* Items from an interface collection
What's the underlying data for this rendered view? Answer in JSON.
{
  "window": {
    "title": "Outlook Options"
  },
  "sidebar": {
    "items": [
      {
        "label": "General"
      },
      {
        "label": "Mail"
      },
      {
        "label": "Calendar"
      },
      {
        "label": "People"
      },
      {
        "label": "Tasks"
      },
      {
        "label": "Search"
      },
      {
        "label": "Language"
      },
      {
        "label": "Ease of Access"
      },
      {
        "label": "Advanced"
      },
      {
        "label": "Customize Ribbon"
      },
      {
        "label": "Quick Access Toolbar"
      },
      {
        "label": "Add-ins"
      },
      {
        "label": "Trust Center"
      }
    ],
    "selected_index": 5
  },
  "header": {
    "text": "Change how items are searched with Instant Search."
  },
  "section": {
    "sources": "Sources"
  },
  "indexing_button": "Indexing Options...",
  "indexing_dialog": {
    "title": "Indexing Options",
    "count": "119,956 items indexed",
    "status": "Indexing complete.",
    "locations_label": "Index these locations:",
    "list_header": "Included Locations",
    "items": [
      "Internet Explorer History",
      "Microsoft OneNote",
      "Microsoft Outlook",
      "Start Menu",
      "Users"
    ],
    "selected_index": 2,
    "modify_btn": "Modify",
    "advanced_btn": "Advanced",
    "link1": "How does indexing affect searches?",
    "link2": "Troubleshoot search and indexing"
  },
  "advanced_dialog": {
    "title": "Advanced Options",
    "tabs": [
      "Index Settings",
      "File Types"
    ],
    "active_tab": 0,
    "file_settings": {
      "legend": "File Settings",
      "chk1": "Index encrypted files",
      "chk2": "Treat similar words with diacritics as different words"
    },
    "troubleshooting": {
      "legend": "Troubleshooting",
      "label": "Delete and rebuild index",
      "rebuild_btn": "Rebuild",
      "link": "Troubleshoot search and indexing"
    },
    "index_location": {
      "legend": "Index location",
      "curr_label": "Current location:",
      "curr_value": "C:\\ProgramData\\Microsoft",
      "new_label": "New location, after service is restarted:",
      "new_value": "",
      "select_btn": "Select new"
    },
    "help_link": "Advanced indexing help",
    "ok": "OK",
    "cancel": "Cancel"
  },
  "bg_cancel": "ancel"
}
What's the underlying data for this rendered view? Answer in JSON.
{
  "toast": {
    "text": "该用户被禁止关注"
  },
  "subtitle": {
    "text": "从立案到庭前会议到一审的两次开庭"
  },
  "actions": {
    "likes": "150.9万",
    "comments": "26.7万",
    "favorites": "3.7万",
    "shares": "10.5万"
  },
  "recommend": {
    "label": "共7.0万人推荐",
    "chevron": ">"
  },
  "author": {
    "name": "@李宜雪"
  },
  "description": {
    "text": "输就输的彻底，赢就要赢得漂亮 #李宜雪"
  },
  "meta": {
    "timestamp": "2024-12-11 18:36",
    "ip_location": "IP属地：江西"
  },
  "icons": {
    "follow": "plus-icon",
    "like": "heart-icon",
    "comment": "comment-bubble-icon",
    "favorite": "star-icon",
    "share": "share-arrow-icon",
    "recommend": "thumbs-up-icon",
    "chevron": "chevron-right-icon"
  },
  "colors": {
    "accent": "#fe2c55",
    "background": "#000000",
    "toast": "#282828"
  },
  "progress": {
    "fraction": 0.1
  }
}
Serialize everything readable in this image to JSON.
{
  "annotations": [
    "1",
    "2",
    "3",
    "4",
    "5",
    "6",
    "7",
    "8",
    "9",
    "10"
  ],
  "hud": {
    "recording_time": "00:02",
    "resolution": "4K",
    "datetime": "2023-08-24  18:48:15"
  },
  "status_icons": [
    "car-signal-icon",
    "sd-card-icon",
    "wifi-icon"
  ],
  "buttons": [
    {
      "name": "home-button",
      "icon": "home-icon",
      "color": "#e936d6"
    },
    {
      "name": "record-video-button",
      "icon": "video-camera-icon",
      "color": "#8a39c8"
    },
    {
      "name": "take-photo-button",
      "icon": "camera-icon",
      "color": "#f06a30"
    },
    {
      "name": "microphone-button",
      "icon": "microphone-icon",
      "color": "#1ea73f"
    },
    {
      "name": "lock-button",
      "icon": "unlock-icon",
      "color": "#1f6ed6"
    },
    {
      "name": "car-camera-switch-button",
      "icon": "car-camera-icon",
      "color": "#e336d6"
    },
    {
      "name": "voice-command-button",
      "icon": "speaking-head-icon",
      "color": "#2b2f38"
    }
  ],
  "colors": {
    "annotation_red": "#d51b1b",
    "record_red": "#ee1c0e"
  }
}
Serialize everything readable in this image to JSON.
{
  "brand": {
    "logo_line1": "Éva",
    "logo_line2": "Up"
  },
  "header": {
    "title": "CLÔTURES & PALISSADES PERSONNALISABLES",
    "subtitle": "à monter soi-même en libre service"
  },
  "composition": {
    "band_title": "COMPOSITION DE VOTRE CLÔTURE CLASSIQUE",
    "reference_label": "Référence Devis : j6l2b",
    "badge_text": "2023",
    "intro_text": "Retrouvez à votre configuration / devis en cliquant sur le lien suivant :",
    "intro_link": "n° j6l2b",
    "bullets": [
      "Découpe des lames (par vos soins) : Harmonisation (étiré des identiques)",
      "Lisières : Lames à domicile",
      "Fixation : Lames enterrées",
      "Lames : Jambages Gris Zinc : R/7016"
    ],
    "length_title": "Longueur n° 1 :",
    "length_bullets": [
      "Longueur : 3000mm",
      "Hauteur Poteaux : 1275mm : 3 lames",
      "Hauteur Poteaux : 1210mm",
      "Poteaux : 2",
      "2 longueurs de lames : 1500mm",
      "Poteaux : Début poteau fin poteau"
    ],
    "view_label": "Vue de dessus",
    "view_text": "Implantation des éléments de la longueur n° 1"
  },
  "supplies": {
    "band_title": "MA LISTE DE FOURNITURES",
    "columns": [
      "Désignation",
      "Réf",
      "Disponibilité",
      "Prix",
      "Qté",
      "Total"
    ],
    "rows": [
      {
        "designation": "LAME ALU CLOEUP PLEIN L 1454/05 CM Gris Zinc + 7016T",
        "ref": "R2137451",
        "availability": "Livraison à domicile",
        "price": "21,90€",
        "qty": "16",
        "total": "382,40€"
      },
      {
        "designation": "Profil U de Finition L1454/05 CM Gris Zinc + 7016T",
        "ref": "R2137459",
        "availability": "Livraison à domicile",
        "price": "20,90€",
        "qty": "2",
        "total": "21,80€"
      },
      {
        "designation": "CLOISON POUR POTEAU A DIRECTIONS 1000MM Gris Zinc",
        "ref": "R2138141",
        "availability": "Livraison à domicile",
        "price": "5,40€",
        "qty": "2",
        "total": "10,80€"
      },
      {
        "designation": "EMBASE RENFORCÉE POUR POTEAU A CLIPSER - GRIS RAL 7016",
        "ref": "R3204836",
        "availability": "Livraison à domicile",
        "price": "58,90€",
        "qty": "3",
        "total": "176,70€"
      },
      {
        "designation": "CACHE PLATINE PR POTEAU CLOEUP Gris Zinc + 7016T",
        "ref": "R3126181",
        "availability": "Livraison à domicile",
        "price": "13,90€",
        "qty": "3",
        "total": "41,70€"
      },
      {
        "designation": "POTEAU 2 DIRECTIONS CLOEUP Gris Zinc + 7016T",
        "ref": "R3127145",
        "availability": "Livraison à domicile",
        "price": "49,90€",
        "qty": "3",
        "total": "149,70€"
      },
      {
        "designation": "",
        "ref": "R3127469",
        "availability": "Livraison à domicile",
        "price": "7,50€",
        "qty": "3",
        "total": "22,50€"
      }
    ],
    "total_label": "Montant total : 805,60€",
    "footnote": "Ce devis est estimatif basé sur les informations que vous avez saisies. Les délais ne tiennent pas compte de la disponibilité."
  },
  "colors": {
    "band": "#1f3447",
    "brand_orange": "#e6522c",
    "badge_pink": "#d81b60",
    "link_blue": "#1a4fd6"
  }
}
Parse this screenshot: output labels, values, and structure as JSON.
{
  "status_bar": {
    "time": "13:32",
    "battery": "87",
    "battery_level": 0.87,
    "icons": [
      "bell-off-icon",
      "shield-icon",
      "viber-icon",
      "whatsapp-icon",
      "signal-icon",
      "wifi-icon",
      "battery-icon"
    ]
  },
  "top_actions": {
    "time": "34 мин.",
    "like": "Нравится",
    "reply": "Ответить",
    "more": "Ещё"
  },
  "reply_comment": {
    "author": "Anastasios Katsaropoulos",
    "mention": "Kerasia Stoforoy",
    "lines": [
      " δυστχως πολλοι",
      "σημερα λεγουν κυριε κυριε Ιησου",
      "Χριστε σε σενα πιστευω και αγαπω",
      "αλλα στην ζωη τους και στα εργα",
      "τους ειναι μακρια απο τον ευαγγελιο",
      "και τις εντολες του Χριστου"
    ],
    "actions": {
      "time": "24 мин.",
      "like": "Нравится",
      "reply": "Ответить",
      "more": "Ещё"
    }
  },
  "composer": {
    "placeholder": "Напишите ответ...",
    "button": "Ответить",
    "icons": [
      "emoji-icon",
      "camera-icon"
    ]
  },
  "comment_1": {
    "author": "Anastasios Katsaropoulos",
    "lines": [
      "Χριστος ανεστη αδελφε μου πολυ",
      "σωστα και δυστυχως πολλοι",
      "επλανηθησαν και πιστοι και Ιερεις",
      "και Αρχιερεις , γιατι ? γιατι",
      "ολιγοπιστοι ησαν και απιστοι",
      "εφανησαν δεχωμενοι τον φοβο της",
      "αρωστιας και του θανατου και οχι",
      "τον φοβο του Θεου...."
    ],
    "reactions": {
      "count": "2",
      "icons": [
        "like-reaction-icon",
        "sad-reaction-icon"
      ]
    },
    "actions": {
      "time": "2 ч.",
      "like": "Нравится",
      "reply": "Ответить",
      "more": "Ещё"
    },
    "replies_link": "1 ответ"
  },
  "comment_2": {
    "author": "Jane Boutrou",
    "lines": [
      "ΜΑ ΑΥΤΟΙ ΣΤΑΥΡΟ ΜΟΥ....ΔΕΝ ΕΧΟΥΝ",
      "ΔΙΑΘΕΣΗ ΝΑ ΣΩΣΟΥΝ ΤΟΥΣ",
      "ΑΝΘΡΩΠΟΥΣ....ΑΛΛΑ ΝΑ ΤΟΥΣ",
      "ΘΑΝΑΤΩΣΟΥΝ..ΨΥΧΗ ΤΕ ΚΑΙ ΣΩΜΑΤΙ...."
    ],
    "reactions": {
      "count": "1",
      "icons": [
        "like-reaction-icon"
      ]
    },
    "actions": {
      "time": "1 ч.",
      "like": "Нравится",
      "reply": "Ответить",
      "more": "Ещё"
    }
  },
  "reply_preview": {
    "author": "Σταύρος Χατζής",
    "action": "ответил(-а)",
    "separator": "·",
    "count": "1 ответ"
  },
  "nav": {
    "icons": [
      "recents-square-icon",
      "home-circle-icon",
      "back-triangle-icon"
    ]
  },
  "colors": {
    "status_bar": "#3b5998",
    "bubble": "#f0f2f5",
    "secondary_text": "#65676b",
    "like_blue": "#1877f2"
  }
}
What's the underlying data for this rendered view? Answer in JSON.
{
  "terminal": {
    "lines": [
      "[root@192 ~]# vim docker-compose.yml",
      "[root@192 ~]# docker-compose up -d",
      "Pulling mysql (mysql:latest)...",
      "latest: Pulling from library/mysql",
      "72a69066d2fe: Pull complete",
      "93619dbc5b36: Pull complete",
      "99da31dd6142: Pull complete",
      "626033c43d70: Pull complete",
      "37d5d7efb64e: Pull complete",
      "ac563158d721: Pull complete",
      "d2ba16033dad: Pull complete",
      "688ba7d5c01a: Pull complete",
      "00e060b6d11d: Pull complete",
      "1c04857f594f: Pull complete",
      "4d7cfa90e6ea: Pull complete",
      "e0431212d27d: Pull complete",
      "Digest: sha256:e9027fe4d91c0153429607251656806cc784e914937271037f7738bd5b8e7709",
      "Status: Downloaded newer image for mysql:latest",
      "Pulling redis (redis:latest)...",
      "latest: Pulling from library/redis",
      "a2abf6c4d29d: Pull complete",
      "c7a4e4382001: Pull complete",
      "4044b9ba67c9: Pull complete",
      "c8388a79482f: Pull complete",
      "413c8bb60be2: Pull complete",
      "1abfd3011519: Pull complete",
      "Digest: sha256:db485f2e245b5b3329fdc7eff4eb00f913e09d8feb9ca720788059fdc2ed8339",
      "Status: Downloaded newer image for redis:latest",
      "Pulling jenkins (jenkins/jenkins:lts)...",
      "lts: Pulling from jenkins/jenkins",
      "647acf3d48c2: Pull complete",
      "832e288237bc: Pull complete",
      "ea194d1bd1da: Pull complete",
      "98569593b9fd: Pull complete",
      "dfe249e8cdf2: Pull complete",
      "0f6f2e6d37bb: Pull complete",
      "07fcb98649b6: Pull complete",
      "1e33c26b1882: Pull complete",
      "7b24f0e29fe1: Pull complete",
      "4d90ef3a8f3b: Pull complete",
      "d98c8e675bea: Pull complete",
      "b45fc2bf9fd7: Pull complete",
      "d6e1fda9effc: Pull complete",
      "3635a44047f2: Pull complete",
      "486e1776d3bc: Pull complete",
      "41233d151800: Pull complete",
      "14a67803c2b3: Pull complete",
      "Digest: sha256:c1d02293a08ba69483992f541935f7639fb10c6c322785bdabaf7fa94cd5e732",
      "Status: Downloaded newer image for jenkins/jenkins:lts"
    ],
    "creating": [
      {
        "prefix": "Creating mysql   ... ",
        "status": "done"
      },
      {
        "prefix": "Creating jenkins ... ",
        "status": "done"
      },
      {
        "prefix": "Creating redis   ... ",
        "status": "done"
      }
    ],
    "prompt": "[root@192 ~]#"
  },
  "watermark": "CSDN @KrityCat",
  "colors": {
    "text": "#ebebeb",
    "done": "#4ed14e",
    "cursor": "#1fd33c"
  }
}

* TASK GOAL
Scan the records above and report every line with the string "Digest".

* WRITTEN SOLUTION
      "Digest: sha256:e9027fe4d91c0153429607251656806cc784e914937271037f7738bd5b8e7709",
      "Digest: sha256:db485f2e245b5b3329fdc7eff4eb00f913e09d8feb9ca720788059fdc2ed8339",
      "Digest: sha256:c1d02293a08ba69483992f541935f7639fb10c6c322785bdabaf7fa94cd5e732",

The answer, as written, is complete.